Return the full listing, character for character.

──────── DATASET EXTRACT ────────

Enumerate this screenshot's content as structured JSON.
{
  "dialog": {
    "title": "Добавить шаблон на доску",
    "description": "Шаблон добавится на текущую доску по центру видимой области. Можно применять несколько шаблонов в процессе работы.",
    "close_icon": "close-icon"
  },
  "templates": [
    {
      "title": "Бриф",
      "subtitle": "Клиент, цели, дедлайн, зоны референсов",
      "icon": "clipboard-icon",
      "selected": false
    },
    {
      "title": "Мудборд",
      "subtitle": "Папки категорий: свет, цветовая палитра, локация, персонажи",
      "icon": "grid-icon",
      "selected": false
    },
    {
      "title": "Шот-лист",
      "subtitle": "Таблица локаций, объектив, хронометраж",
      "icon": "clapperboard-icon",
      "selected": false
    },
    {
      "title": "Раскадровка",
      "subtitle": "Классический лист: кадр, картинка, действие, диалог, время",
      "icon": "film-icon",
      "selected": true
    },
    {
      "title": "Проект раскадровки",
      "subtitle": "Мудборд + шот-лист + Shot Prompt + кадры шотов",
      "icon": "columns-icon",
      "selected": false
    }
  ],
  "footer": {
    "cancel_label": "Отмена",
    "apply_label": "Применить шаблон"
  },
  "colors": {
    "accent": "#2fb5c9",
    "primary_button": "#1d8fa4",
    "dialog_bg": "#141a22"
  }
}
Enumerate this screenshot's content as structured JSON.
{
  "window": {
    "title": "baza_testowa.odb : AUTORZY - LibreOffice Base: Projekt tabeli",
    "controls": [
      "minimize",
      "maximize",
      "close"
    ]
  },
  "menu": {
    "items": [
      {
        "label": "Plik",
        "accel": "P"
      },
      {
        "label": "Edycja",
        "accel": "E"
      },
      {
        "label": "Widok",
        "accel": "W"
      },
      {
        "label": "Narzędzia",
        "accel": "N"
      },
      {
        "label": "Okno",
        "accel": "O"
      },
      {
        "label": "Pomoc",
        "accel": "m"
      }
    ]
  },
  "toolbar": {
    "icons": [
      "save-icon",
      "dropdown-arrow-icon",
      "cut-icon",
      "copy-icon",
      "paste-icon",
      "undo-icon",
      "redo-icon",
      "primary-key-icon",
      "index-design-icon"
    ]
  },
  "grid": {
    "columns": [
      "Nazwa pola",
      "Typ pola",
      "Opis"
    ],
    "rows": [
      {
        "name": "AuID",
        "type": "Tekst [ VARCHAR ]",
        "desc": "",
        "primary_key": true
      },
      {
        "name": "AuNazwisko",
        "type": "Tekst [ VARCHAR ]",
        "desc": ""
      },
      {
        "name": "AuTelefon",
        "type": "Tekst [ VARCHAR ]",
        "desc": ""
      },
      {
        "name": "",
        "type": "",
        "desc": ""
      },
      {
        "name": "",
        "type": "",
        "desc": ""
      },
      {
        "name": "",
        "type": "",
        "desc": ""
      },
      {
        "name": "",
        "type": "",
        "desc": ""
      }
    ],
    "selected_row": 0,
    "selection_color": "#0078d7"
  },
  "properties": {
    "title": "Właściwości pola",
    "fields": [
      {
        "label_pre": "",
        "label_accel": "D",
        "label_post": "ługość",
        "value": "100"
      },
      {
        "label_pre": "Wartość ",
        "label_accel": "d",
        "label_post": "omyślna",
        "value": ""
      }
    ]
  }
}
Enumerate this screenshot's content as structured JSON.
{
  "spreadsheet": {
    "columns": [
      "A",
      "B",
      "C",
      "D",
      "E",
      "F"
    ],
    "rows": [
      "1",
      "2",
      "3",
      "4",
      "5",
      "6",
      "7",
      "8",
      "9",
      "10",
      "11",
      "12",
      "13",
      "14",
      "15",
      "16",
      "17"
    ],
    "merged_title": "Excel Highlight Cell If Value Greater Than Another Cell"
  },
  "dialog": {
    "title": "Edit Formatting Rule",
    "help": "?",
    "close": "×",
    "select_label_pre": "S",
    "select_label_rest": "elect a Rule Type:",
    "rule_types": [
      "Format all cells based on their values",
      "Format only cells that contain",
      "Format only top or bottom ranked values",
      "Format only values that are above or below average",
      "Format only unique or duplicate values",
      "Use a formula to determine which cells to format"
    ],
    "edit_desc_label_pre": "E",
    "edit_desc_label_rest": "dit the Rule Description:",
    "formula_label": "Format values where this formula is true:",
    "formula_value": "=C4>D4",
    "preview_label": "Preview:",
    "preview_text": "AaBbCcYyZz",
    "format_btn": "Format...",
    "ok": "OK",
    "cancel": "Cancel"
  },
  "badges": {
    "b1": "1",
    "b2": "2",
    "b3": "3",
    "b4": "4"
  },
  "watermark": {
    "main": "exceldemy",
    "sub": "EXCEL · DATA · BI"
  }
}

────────

→ **ANSWER**
Enumerate this screenshot's content as structured JSON.
{
  "dialog": {
    "title": "Добавить шаблон на доску",
    "description": "Шаблон добавится на текущую доску по центру видимой области. Можно применять несколько шаблонов в процессе работы.",
    "close_icon": "close-icon"
  },
  "templates": [
    {
      "title": "Бриф",
      "subtitle": "Клиент, цели, дедлайн, зоны референсов",
      "icon": "clipboard-icon",
      "selected": false
    },
    {
      "title": "Мудборд",
      "subtitle": "Папки категорий: свет, цветовая палитра, локация, персонажи",
      "icon": "grid-icon",
      "selected": false
    },
    {
      "title": "Шот-лист",
      "subtitle": "Таблица локаций, объектив, хронометраж",
      "icon": "clapperboard-icon",
      "selected": false
    },
    {
      "title": "Раскадровка",
      "subtitle": "Классический лист: кадр, картинка, действие, диалог, время",
      "icon": "film-icon",
      "selected": true
    },
    {
      "title": "Проект раскадровки",
      "subtitle": "Мудборд + шот-лист + Shot Prompt + кадры шотов",
      "icon": "columns-icon",
      "selected": false
    }
  ],
  "footer": {
    "cancel_label": "Отмена",
    "apply_label": "Применить шаблон"
  },
  "colors": {
    "accent": "#2fb5c9",
    "primary_button": "#1d8fa4",
    "dialog_bg": "#141a22"
  }
}
Enumerate this screenshot's content as structured JSON.
{
  "window": {
    "title": "baza_testowa.odb : AUTORZY - LibreOffice Base: Projekt tabeli",
    "controls": [
      "minimize",
      "maximize",
      "close"
    ]
  },
  "menu": {
    "items": [
      {
        "label": "Plik",
        "accel": "P"
      },
      {
        "label": "Edycja",
        "accel": "E"
      },
      {
        "label": "Widok",
        "accel": "W"
      },
      {
        "label": "Narzędzia",
        "accel": "N"
      },
      {
        "label": "Okno",
        "accel": "O"
      },
      {
        "label": "Pomoc",
        "accel": "m"
      }
    ]
  },
  "toolbar": {
    "icons": [
      "save-icon",
      "dropdown-arrow-icon",
      "cut-icon",
      "copy-icon",
      "paste-icon",
      "undo-icon",
      "redo-icon",
      "primary-key-icon",
      "index-design-icon"
    ]
  },
  "grid": {
    "columns": [
      "Nazwa pola",
      "Typ pola",
      "Opis"
    ],
    "rows": [
      {
        "name": "AuID",
        "type": "Tekst [ VARCHAR ]",
        "desc": "",
        "primary_key": true
      },
      {
        "name": "AuNazwisko",
        "type": "Tekst [ VARCHAR ]",
        "desc": ""
      },
      {
        "name": "AuTelefon",
        "type": "Tekst [ VARCHAR ]",
        "desc": ""
      },
      {
        "name": "",
        "type": "",
        "desc": ""
      },
      {
        "name": "",
        "type": "",
        "desc": ""
      },
      {
        "name": "",
        "type": "",
        "desc": ""
      },
      {
        "name": "",
        "type": "",
        "desc": ""
      }
    ],
    "selected_row": 0,
    "selection_color": "#0078d7"
  },
  "properties": {
    "title": "Właściwości pola",
    "fields": [
      {
        "label_pre": "",
        "label_accel": "D",
        "label_post": "ługość",
        "value": "100"
      },
      {
        "label_pre": "Wartość ",
        "label_accel": "d",
        "label_post": "omyślna",
        "value": ""
      }
    ]
  }
}
Enumerate this screenshot's content as structured JSON.
{
  "spreadsheet": {
    "columns": [
      "A",
      "B",
      "C",
      "D",
      "E",
      "F"
    ],
    "rows": [
      "1",
      "2",
      "3",
      "4",
      "5",
      "6",
      "7",
      "8",
      "9",
      "10",
      "11",
      "12",
      "13",
      "14",
      "15",
      "16",
      "17"
    ],
    "merged_title": "Excel Highlight Cell If Value Greater Than Another Cell"
  },
  "dialog": {
    "title": "Edit Formatting Rule",
    "help": "?",
    "close": "×",
    "select_label_pre": "S",
    "select_label_rest": "elect a Rule Type:",
    "rule_types": [
      "Format all cells based on their values",
      "Format only cells that contain",
      "Format only top or bottom ranked values",
      "Format only values that are above or below average",
      "Format only unique or duplicate values",
      "Use a formula to determine which cells to format"
    ],
    "edit_desc_label_pre": "E",
    "edit_desc_label_rest": "dit the Rule Description:",
    "formula_label": "Format values where this formula is true:",
    "formula_value": "=C4>D4",
    "preview_label": "Preview:",
    "preview_text": "AaBbCcYyZz",
    "format_btn": "Format...",
    "ok": "OK",
    "cancel": "Cancel"
  },
  "badges": {
    "b1": "1",
    "b2": "2",
    "b3": "3",
    "b4": "4"
  },
  "watermark": {
    "main": "exceldemy",
    "sub": "EXCEL · DATA · BI"
  }
}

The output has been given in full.